This is NOT a model for American conservatism. Impatient authoritarianism is never a virtue, even after eight years of a liberal presidency. The end does not justify the means, and the method does matter when governing the public. Also, words, and truth matter.
Attacks on the free press, the free market, free trade, and even unreasonable degradation of political opponents do not belong in our Party. Neither does bullying, strongman tactics or authoritarian behavior. Some have acted like they don’t agree with it. So often, the rationalization you hear is, “they did it to us. We finally have someone on our side.” Or perhaps, “whatever it takes to put things back the way it should be.” A common one is “I don’t agree with everything he does, but… SOCIALISM!”
We are being led into a new dogmatic creed that contrasts with the one above.
Distrust all information that contradicts our own bias.
Hate all things (and persons) liberal – a.k.a. “socialist” and “communist.”
Be arrogant and beligerant toward foreign allies. They owe us for their existence.
Disdain the efforts of poorer immigrants, and realize they’re “leeches.”
Learn to appreciate high school taunts and uncivil behavior as being “tough.”
Go full Charlie Sheen, and become obsessed with “winning.”
Forget ISIS infiltrating MS-13, that was so 2016. Be fearful of an unorganized fringe group of anarchists called “antifa.”
Everything, literally every single thing has a political relevance, and if you don’t agree with it, you’re a commie.
Never, ever, ever criticize the leader of the Republican Party. They are your commander-in-chief, and we are his soliders.
There is some snark in this list, but how far off is it, really?

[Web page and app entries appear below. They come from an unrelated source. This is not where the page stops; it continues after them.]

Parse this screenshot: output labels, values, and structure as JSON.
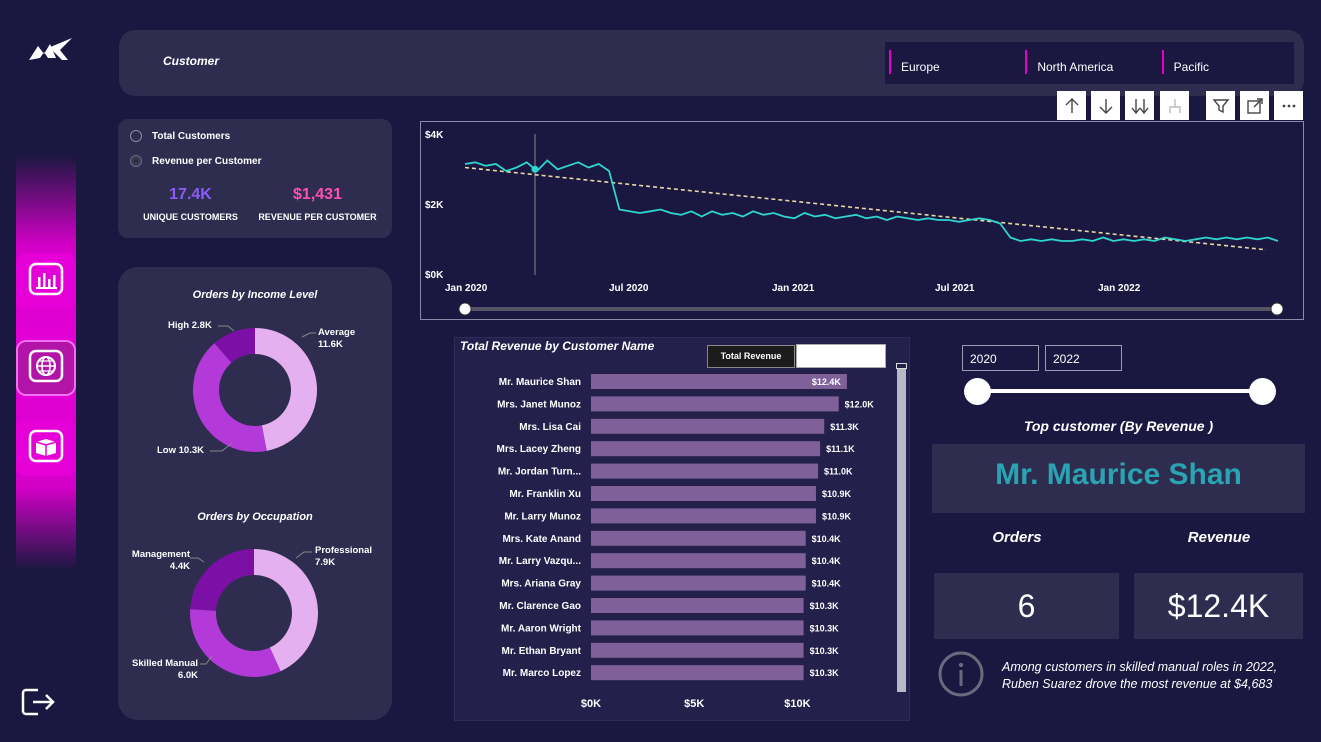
{
  "header": {
    "title": "Customer"
  },
  "region_slicer": {
    "items": [
      "Europe",
      "North America",
      "Pacific"
    ]
  },
  "kpi": {
    "options": [
      "Total Customers",
      "Revenue per Customer"
    ],
    "selected_option": "Revenue per Customer",
    "unique_customers_value": "17.4K",
    "unique_customers_label": "UNIQUE CUSTOMERS",
    "revenue_per_customer_value": "$1,431",
    "revenue_per_customer_label": "REVENUE PER CUSTOMER",
    "unique_color": "#8b5cf6",
    "revenue_color": "#ff4fb4"
  },
  "line_chart": {
    "y_ticks": [
      "$4K",
      "$2K",
      "$0K"
    ],
    "x_ticks": [
      "Jan 2020",
      "Jul 2020",
      "Jan 2021",
      "Jul 2021",
      "Jan 2022"
    ],
    "line_color": "#2fd5cf",
    "trend_color": "#e7d8a4"
  },
  "donut_income": {
    "title": "Orders by Income Level",
    "labels": [
      {
        "name": "Average",
        "value": "11.6K"
      },
      {
        "name": "Low",
        "value": "10.3K"
      },
      {
        "name": "High",
        "value": "2.8K"
      }
    ],
    "colors": [
      "#e4b0f0",
      "#b339d9",
      "#7b0fa6"
    ]
  },
  "donut_occupation": {
    "title": "Orders by Occupation",
    "labels": [
      {
        "name": "Professional",
        "value": "7.9K"
      },
      {
        "name": "Skilled Manual",
        "value": "6.0K"
      },
      {
        "name": "Management",
        "value": "4.4K"
      }
    ],
    "colors": [
      "#e4b0f0",
      "#b339d9",
      "#7b0fa6"
    ]
  },
  "bar_chart": {
    "title": "Total Revenue by Customer Name",
    "legend_button": "Total Revenue",
    "x_ticks": [
      "$0K",
      "$5K",
      "$10K"
    ],
    "bar_color": "#7f6099",
    "rows": [
      {
        "name": "Mr. Maurice Shan",
        "label": "$12.4K"
      },
      {
        "name": "Mrs. Janet Munoz",
        "label": "$12.0K"
      },
      {
        "name": "Mrs. Lisa Cai",
        "label": "$11.3K"
      },
      {
        "name": "Mrs. Lacey Zheng",
        "label": "$11.1K"
      },
      {
        "name": "Mr. Jordan Turn...",
        "label": "$11.0K"
      },
      {
        "name": "Mr. Franklin Xu",
        "label": "$10.9K"
      },
      {
        "name": "Mr. Larry Munoz",
        "label": "$10.9K"
      },
      {
        "name": "Mrs. Kate Anand",
        "label": "$10.4K"
      },
      {
        "name": "Mr. Larry Vazqu...",
        "label": "$10.4K"
      },
      {
        "name": "Mrs. Ariana Gray",
        "label": "$10.4K"
      },
      {
        "name": "Mr. Clarence Gao",
        "label": "$10.3K"
      },
      {
        "name": "Mr. Aaron Wright",
        "label": "$10.3K"
      },
      {
        "name": "Mr. Ethan Bryant",
        "label": "$10.3K"
      },
      {
        "name": "Mr. Marco Lopez",
        "label": "$10.3K"
      }
    ]
  },
  "chart_data": [
    {
      "type": "line",
      "title": "",
      "xlabel": "",
      "ylabel": "",
      "x_range": [
        "Jan 2020",
        "May 2022"
      ],
      "ylim": [
        0,
        4000
      ],
      "series": [
        {
          "values": [
            3200,
            3250,
            3150,
            3200,
            3000,
            3100,
            3250,
            3000,
            3300,
            3050,
            3150,
            3250,
            3100,
            3200,
            3000,
            1900,
            1850,
            1800,
            1850,
            1900,
            1800,
            1750,
            1850,
            1700,
            1850,
            1750,
            1800,
            1700,
            1850,
            1750,
            1800,
            1700,
            1650,
            1800,
            1700,
            1750,
            1650,
            1700,
            1750,
            1650,
            1700,
            1600,
            1700,
            1650,
            1600,
            1650,
            1600,
            1600,
            1550,
            1600,
            1650,
            1600,
            1500,
            1100,
            1000,
            1050,
            1000,
            1050,
            1000,
            1000,
            1050,
            1000,
            1100,
            1000,
            1050,
            1000,
            1050,
            1000,
            1100,
            1050,
            1000,
            1050,
            1100,
            1050,
            1100,
            1050,
            1100,
            1050,
            1100,
            1000
          ]
        },
        {
          "name": "",
          "values": [
            3100,
            750
          ]
        }
      ]
    },
    {
      "type": "pie",
      "title": "Orders by Income Level",
      "categories": [
        "Average",
        "Low",
        "High"
      ],
      "values": [
        11600,
        10300,
        2800
      ]
    },
    {
      "type": "pie",
      "title": "Orders by Occupation",
      "categories": [
        "Professional",
        "Skilled Manual",
        "Management"
      ],
      "values": [
        7900,
        6000,
        4400
      ]
    },
    {
      "type": "bar",
      "title": "Total Revenue by Customer Name",
      "categories": [
        "Mr. Maurice Shan",
        "Mrs. Janet Munoz",
        "Mrs. Lisa Cai",
        "Mrs. Lacey Zheng",
        "Mr. Jordan Turn...",
        "Mr. Franklin Xu",
        "Mr. Larry Munoz",
        "Mrs. Kate Anand",
        "Mr. Larry Vazqu...",
        "Mrs. Ariana Gray",
        "Mr. Clarence Gao",
        "Mr. Aaron Wright",
        "Mr. Ethan Bryant",
        "Mr. Marco Lopez"
      ],
      "values": [
        12400,
        12000,
        11300,
        11100,
        11000,
        10900,
        10900,
        10400,
        10400,
        10400,
        10300,
        10300,
        10300,
        10300
      ],
      "xlim": [
        0,
        12500
      ]
    }
  ],
  "year_slicer": {
    "start": "2020",
    "end": "2022"
  },
  "top_customer": {
    "title": "Top customer (By Revenue )",
    "name": "Mr. Maurice Shan",
    "orders_label": "Orders",
    "revenue_label": "Revenue",
    "orders_value": "6",
    "revenue_value": "$12.4K",
    "name_color": "#2aa3b3"
  },
  "insight": {
    "line1": "Among customers in skilled manual roles in 2022,",
    "line2": "Ruben Suarez drove the most revenue at $4,683"
  },
  "icons": [
    "logo-icon",
    "chart-icon",
    "globe-icon",
    "box-icon",
    "exit-icon",
    "info-icon"
  ]
}
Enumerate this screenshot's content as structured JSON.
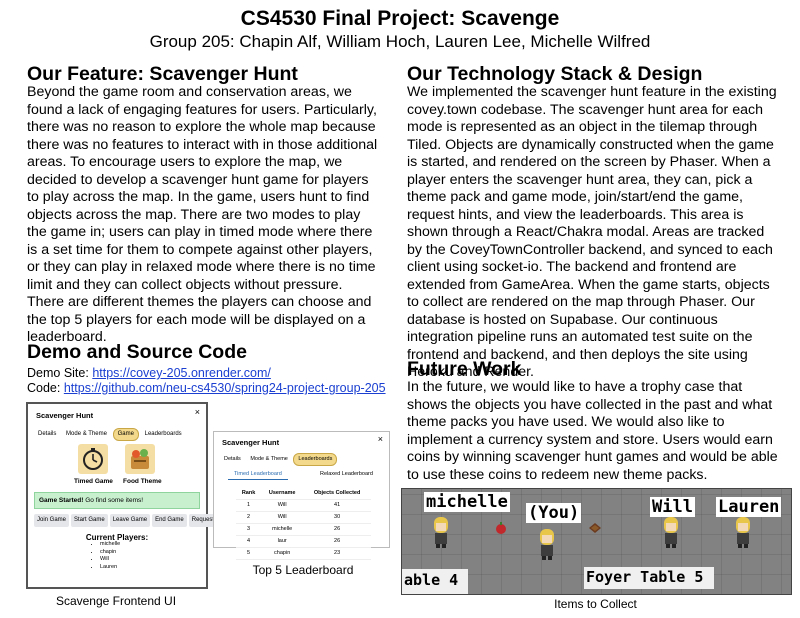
{
  "title": "CS4530 Final Project: Scavenge",
  "authors": "Group 205: Chapin Alf, William Hoch, Lauren Lee, Michelle Wilfred",
  "feature": {
    "heading": "Our Feature: Scavenger Hunt",
    "body": "Beyond the game room and conservation areas, we found a lack of engaging features for users. Particularly, there was no reason to explore the whole map because there was no features to interact with in those additional areas. To encourage users to explore the map, we decided to develop a scavenger hunt game for players to play across the map. In the game, users hunt to find objects across the map. There are two modes to play the game in; users can play in timed mode where there is a set time for them to compete against other players, or they can play in relaxed mode where there is no time limit and they can collect objects without pressure. There are different themes the players can choose and the top 5 players for each mode will be displayed on a leaderboard."
  },
  "demo": {
    "heading": "Demo and Source Code",
    "site_label": "Demo Site: ",
    "site_url": "https://covey-205.onrender.com/",
    "code_label": "Code: ",
    "code_url": "https://github.com/neu-cs4530/spring24-project-group-205"
  },
  "tech": {
    "heading": "Our Technology Stack & Design",
    "body": "We implemented the scavenger hunt feature in the existing covey.town codebase. The scavenger hunt area for each mode is represented as an object in the tilemap through Tiled. Objects are dynamically constructed when the game is started, and rendered on the screen by Phaser. When a player enters the scavenger hunt area, they can, pick a theme pack and game mode, join/start/end the game, request hints, and view the leaderboards. This area is shown through a React/Chakra modal. Areas are tracked by the CoveyTownController backend, and synced to each client using socket-io. The backend and frontend are extended from GameArea. When the game starts, objects to collect are rendered on the map through Phaser. Our database is hosted on Supabase. Our continuous integration pipeline runs an automated test suite on the frontend and backend, and then deploys the site using Heroku and Render."
  },
  "future": {
    "heading": "Future Work",
    "body": "In the future, we would like to have a trophy case that shows the objects you have collected in the past and what theme packs you have used. We would also like to implement a currency system and store. Users would earn coins by winning scavenger hunt games and would be able to use these coins to redeem new theme packs."
  },
  "frontend_ui": {
    "title": "Scavenger Hunt",
    "close": "×",
    "tabs": [
      "Details",
      "Mode & Theme",
      "Game",
      "Leaderboards"
    ],
    "active_tab": "Game",
    "modes": [
      "Timed Game",
      "Food Theme"
    ],
    "banner_bold": "Game Started!",
    "banner_text": " Go find some items!",
    "buttons": [
      "Join Game",
      "Start Game",
      "Leave Game",
      "End Game",
      "Request Hint"
    ],
    "players_heading": "Current Players:",
    "players": [
      "michelle",
      "chapin",
      "Will",
      "Lauren"
    ],
    "caption": "Scavenge Frontend UI"
  },
  "leaderboard_ui": {
    "title": "Scavenger Hunt",
    "close": "×",
    "tabs": [
      "Details",
      "Mode & Theme",
      "Leaderboards"
    ],
    "subtabs": [
      "Timed Leaderboard",
      "Relaxed Leaderboard"
    ],
    "columns": [
      "Rank",
      "Username",
      "Objects Collected"
    ],
    "rows": [
      [
        "1",
        "Will",
        "41"
      ],
      [
        "2",
        "Will",
        "30"
      ],
      [
        "3",
        "michelle",
        "26"
      ],
      [
        "4",
        "laur",
        "26"
      ],
      [
        "5",
        "chapin",
        "23"
      ]
    ],
    "caption": "Top 5 Leaderboard"
  },
  "game_view": {
    "names": [
      "michelle",
      "(You)",
      "Will",
      "Lauren"
    ],
    "tables": [
      "able 4",
      "Foyer Table 5"
    ],
    "caption": "Items to Collect",
    "colors": {
      "floor": "#b9b9b9",
      "bg": "#9a9a9a",
      "hair": "#e8c64a",
      "item_red": "#c0282b"
    }
  }
}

Populism inspires the masses by making them fearful of others, and ignorant of objectivity. Populism always comes with authoritarian leadership, and all authoritarians are populists, salesmen, and flatterers.
Welcome to the age of the “Authoricon,” and R.I.P. to the real conservative movement. Most simply transferred with the changing of the guard, while the rest of us were left behind. May the spirits of Buckley, Freidman, and Reagan return to the pages and words of future thinkers, writers and politicians as they rebuild the future conservative movement for people like me. Because right now, we’re in exile.